--- Input data Enclosed Below ---

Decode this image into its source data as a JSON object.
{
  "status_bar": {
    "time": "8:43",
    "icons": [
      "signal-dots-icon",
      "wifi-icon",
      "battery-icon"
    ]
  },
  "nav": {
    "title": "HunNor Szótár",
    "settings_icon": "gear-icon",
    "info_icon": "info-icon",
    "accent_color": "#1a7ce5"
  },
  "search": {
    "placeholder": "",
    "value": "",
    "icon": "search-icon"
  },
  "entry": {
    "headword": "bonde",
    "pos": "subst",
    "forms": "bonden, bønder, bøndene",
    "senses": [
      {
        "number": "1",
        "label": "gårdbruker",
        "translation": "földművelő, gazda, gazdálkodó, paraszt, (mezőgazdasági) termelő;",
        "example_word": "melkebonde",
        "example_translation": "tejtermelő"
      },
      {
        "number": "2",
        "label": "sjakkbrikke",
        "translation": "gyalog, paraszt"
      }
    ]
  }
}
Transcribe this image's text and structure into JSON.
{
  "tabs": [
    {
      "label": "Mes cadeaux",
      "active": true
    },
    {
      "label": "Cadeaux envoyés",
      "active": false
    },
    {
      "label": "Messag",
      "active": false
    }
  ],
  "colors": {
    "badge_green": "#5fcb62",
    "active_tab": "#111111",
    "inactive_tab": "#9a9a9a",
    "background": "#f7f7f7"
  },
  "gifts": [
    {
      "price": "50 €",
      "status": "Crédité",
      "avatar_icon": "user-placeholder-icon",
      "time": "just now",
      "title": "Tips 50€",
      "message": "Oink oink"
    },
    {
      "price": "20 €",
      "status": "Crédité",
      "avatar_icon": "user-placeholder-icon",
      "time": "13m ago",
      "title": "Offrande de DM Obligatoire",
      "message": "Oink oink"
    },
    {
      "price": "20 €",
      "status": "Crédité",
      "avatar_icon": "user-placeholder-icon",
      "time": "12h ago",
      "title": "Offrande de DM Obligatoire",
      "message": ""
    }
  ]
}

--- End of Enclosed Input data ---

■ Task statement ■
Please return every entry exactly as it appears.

■ Response to the task ■
Decode this image into its source data as a JSON object.
{
  "status_bar": {
    "time": "8:43",
    "icons": [
      "signal-dots-icon",
      "wifi-icon",
      "battery-icon"
    ]
  },
  "nav": {
    "title": "HunNor Szótár",
    "settings_icon": "gear-icon",
    "info_icon": "info-icon",
    "accent_color": "#1a7ce5"
  },
  "search": {
    "placeholder": "",
    "value": "",
    "icon": "search-icon"
  },
  "entry": {
    "headword": "bonde",
    "pos": "subst",
    "forms": "bonden, bønder, bøndene",
    "senses": [
      {
        "number": "1",
        "label": "gårdbruker",
        "translation": "földművelő, gazda, gazdálkodó, paraszt, (mezőgazdasági) termelő;",
        "example_word": "melkebonde",
        "example_translation": "tejtermelő"
      },
      {
        "number": "2",
        "label": "sjakkbrikke",
        "translation": "gyalog, paraszt"
      }
    ]
  }
}
Transcribe this image's text and structure into JSON.
{
  "tabs": [
    {
      "label": "Mes cadeaux",
      "active": true
    },
    {
      "label": "Cadeaux envoyés",
      "active": false
    },
    {
      "label": "Messag",
      "active": false
    }
  ],
  "colors": {
    "badge_green": "#5fcb62",
    "active_tab": "#111111",
    "inactive_tab": "#9a9a9a",
    "background": "#f7f7f7"
  },
  "gifts": [
    {
      "price": "50 €",
      "status": "Crédité",
      "avatar_icon": "user-placeholder-icon",
      "time": "just now",
      "title": "Tips 50€",
      "message": "Oink oink"
    },
    {
      "price": "20 €",
      "status": "Crédité",
      "avatar_icon": "user-placeholder-icon",
      "time": "13m ago",
      "title": "Offrande de DM Obligatoire",
      "message": "Oink oink"
    },
    {
      "price": "20 €",
      "status": "Crédité",
      "avatar_icon": "user-placeholder-icon",
      "time": "12h ago",
      "title": "Offrande de DM Obligatoire",
      "message": ""
    }
  ]
}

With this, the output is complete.